- One is either born into a family that believes in light, fluffy matzo balls -- that float and soak up the goodness of the chicken soup they're cooked in; or dense, heavy 'dumpling' of a matzo balls that sink to the bottom of the pot they're cooked in.
- The light and fluffy floating matzo balls are superior.
- Those who try to contest point 2, are just wrong.
Alright, I'll admit. I'm slightly biased, but only because I believe my mother's matzo ball soup is the most supremely delicious soup I've ever tasted. Those who believed in "sinkers" have tried her soup and have changed their tune.
I dare you to ask a group of Jewish women what the proper way to cook a matzo ball is. It's going to be a riot.
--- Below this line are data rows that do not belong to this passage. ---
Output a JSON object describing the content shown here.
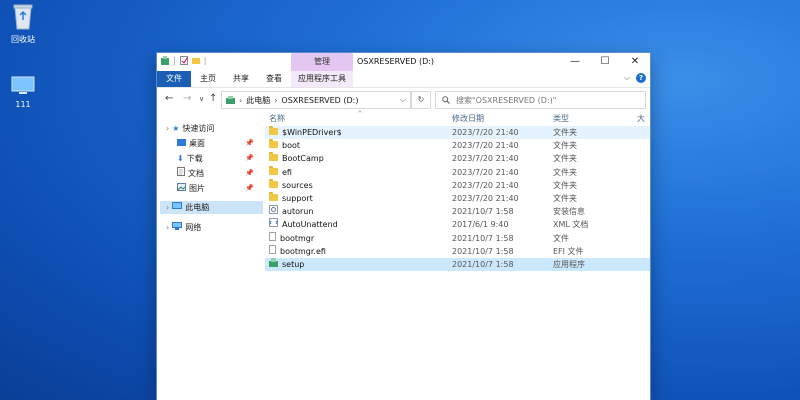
{
  "desktop": {
    "recycle_label": "回收站",
    "pc_label": "111"
  },
  "window": {
    "title": "OSXRESERVED (D:)",
    "context_tab": "管理",
    "ribbon_tabs": [
      "文件",
      "主页",
      "共享",
      "查看",
      "应用程序工具"
    ],
    "controls": {
      "minimize": "—",
      "maximize": "☐",
      "close": "✕"
    },
    "help": "?"
  },
  "address": {
    "back": "←",
    "forward": "→",
    "recent": "∨",
    "up": "↑",
    "crumbs": [
      "此电脑",
      "OSXRESERVED (D:)"
    ],
    "search_placeholder": "搜索\"OSXRESERVED (D:)\""
  },
  "nav": {
    "quick_access": "快速访问",
    "items": [
      "桌面",
      "下载",
      "文档",
      "图片"
    ],
    "this_pc": "此电脑",
    "network": "网络"
  },
  "columns": {
    "name": "名称",
    "date": "修改日期",
    "type": "类型",
    "size": "大"
  },
  "files": [
    {
      "name": "$WinPEDriver$",
      "date": "2023/7/20 21:40",
      "type": "文件夹",
      "icon": "folder"
    },
    {
      "name": "boot",
      "date": "2023/7/20 21:40",
      "type": "文件夹",
      "icon": "folder"
    },
    {
      "name": "BootCamp",
      "date": "2023/7/20 21:40",
      "type": "文件夹",
      "icon": "folder"
    },
    {
      "name": "efi",
      "date": "2023/7/20 21:40",
      "type": "文件夹",
      "icon": "folder"
    },
    {
      "name": "sources",
      "date": "2023/7/20 21:40",
      "type": "文件夹",
      "icon": "folder"
    },
    {
      "name": "support",
      "date": "2023/7/20 21:40",
      "type": "文件夹",
      "icon": "folder"
    },
    {
      "name": "autorun",
      "date": "2021/10/7 1:58",
      "type": "安装信息",
      "icon": "settings-file"
    },
    {
      "name": "AutoUnattend",
      "date": "2017/6/1 9:40",
      "type": "XML 文档",
      "icon": "xml-file"
    },
    {
      "name": "bootmgr",
      "date": "2021/10/7 1:58",
      "type": "文件",
      "icon": "file"
    },
    {
      "name": "bootmgr.efi",
      "date": "2021/10/7 1:58",
      "type": "EFI 文件",
      "icon": "file"
    },
    {
      "name": "setup",
      "date": "2021/10/7 1:58",
      "type": "应用程序",
      "icon": "setup-app"
    }
  ]
}
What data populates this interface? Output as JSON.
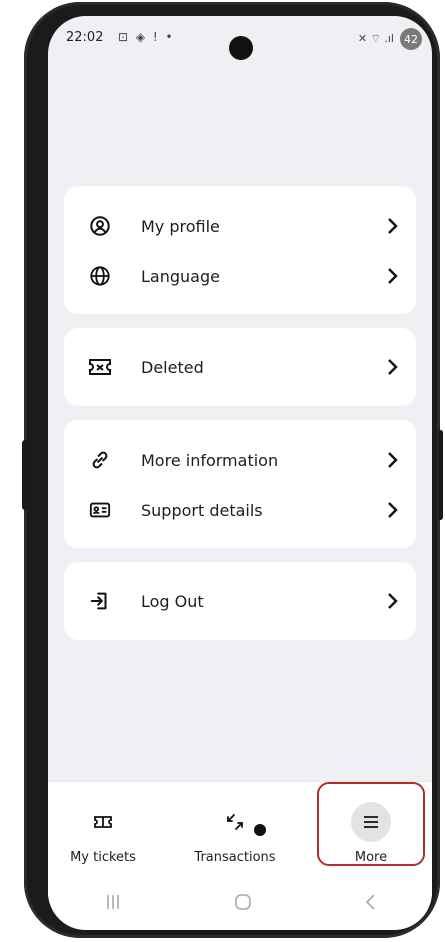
{
  "status_bar": {
    "time": "22:02",
    "left_icons": "⊡ ◈ ! •",
    "right_icons": "✕ ⌔ .ıl",
    "battery": "42"
  },
  "menu": {
    "group1": [
      {
        "label": "My profile",
        "icon": "profile-icon"
      },
      {
        "label": "Language",
        "icon": "globe-icon"
      }
    ],
    "group2": [
      {
        "label": "Deleted",
        "icon": "ticket-deleted-icon"
      }
    ],
    "group3": [
      {
        "label": "More information",
        "icon": "link-icon"
      },
      {
        "label": "Support details",
        "icon": "id-card-icon"
      }
    ],
    "group4": [
      {
        "label": "Log Out",
        "icon": "logout-icon"
      }
    ]
  },
  "bottom_nav": {
    "items": [
      {
        "label": "My tickets",
        "icon": "ticket-icon"
      },
      {
        "label": "Transactions",
        "icon": "arrows-icon"
      },
      {
        "label": "More",
        "icon": "hamburger-icon",
        "active": true
      }
    ]
  },
  "colors": {
    "highlight": "#b0312b",
    "screen_bg": "#eef0f3",
    "card_bg": "#ffffff"
  }
}
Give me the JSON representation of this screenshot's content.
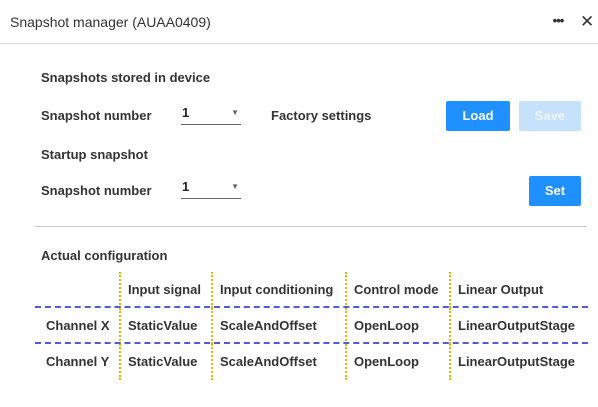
{
  "window": {
    "title": "Snapshot manager (AUAA0409)",
    "more_label": "•••",
    "close_label": "✕"
  },
  "stored": {
    "heading": "Snapshots stored in device",
    "snapshot_label": "Snapshot number",
    "snapshot_value": "1",
    "factory_label": "Factory settings",
    "load_label": "Load",
    "save_label": "Save"
  },
  "startup": {
    "heading": "Startup snapshot",
    "snapshot_label": "Snapshot number",
    "snapshot_value": "1",
    "set_label": "Set"
  },
  "config": {
    "heading": "Actual configuration",
    "columns": [
      "",
      "Input signal",
      "Input conditioning",
      "Control mode",
      "Linear Output"
    ],
    "rows": [
      [
        "Channel X",
        "StaticValue",
        "ScaleAndOffset",
        "OpenLoop",
        "LinearOutputStage"
      ],
      [
        "Channel Y",
        "StaticValue",
        "ScaleAndOffset",
        "OpenLoop",
        "LinearOutputStage"
      ]
    ]
  },
  "colors": {
    "primary": "#1e90ff",
    "disabled": "#c6e1fb",
    "row_separator": "#4a5fd4",
    "column_separator": "#e6b800"
  }
}
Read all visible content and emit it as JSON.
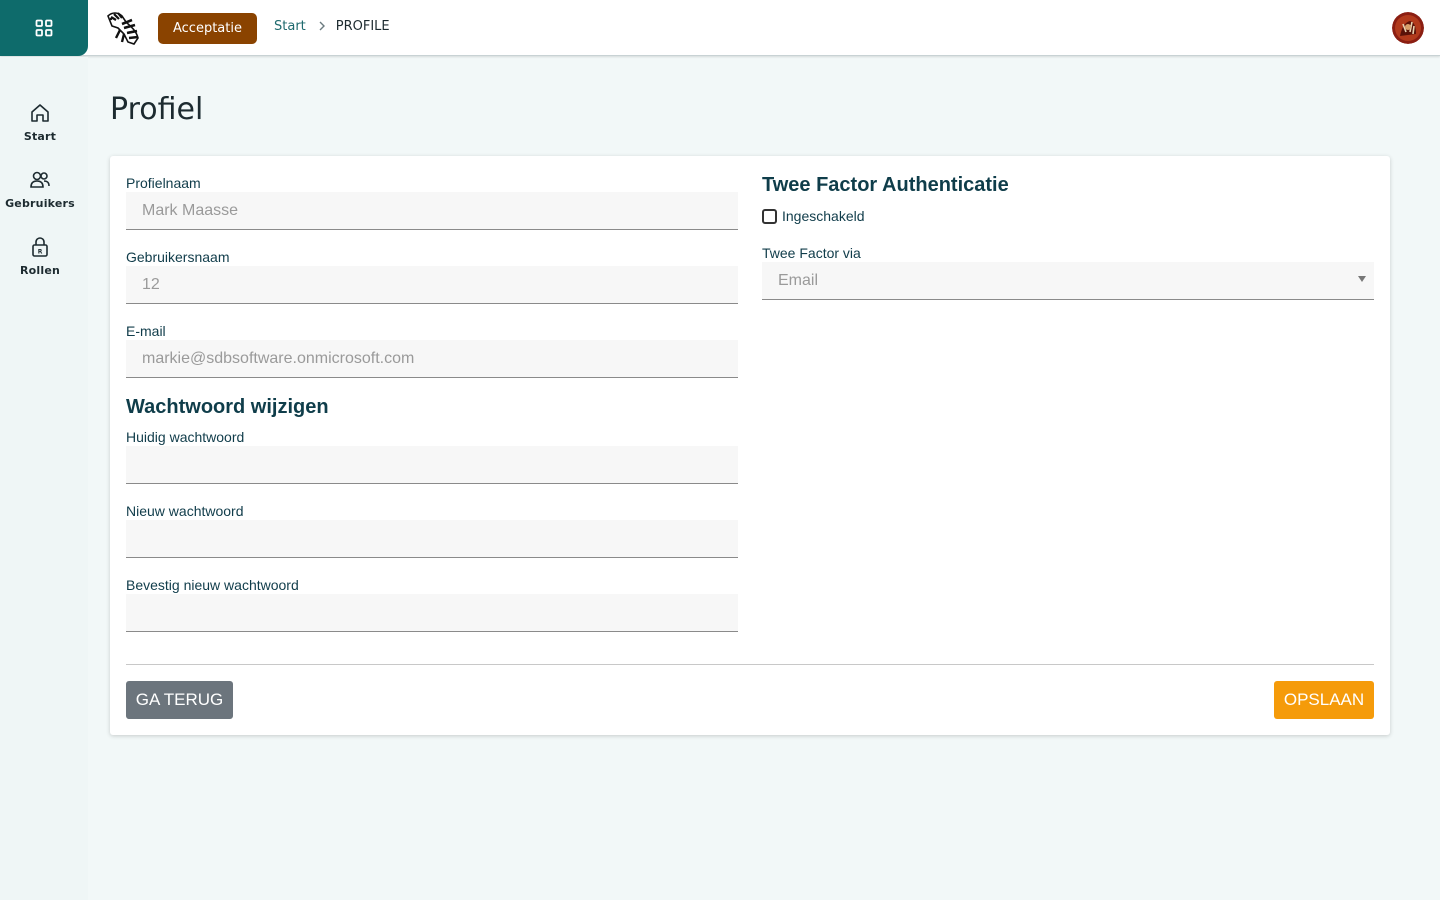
{
  "header": {
    "apps_icon": "grid-icon",
    "logo_icon": "zebra-logo-icon",
    "environment_badge": "Acceptatie",
    "breadcrumb": {
      "home": "Start",
      "separator": ">",
      "current": "PROFILE"
    },
    "avatar_icon": "user-avatar-icon"
  },
  "sidebar": {
    "items": [
      {
        "label": "Start",
        "icon": "home-icon"
      },
      {
        "label": "Gebruikers",
        "icon": "users-icon"
      },
      {
        "label": "Rollen",
        "icon": "lock-icon"
      }
    ]
  },
  "page": {
    "title": "Profiel"
  },
  "profile": {
    "name_label": "Profielnaam",
    "name_value": "Mark Maasse",
    "username_label": "Gebruikersnaam",
    "username_value": "12",
    "email_label": "E-mail",
    "email_value": "markie@sdbsoftware.onmicrosoft.com"
  },
  "password": {
    "section_title": "Wachtwoord wijzigen",
    "current_label": "Huidig wachtwoord",
    "current_value": "",
    "new_label": "Nieuw wachtwoord",
    "new_value": "",
    "confirm_label": "Bevestig nieuw wachtwoord",
    "confirm_value": ""
  },
  "two_factor": {
    "section_title": "Twee Factor Authenticatie",
    "enabled_label": "Ingeschakeld",
    "enabled": false,
    "via_label": "Twee Factor via",
    "via_value": "Email"
  },
  "actions": {
    "back_label": "GA TERUG",
    "save_label": "OPSLAAN"
  },
  "colors": {
    "primary_teal": "#0e6b6b",
    "env_badge": "#8a4300",
    "heading": "#0f3d4a",
    "save_button": "#f59b0a",
    "back_button": "#6c757d",
    "background": "#f2f8f8"
  }
}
Why? Fist, because most Jews are insanely passionate about their side of the floater/sinker debate. However, you may also receive strict instructions to "duct tape the lip of the pot on while the matzo balls are cooking", or to "not let anyone in the kitchen, because the mere presence of anyone but the chef de cuisine will cause the floating balls to fall out of sync with the cosmos." You'll hear about whipped egg whites, cutting chicken fat with lemon juice, and even the trick of using club soda's carbonation to make the matzo balls light and airy.
Whatever your preference is, (and I'd love to have a mini debate right on this forum), I'd like to wish all of my friends, family, and readers a very Happy Passover.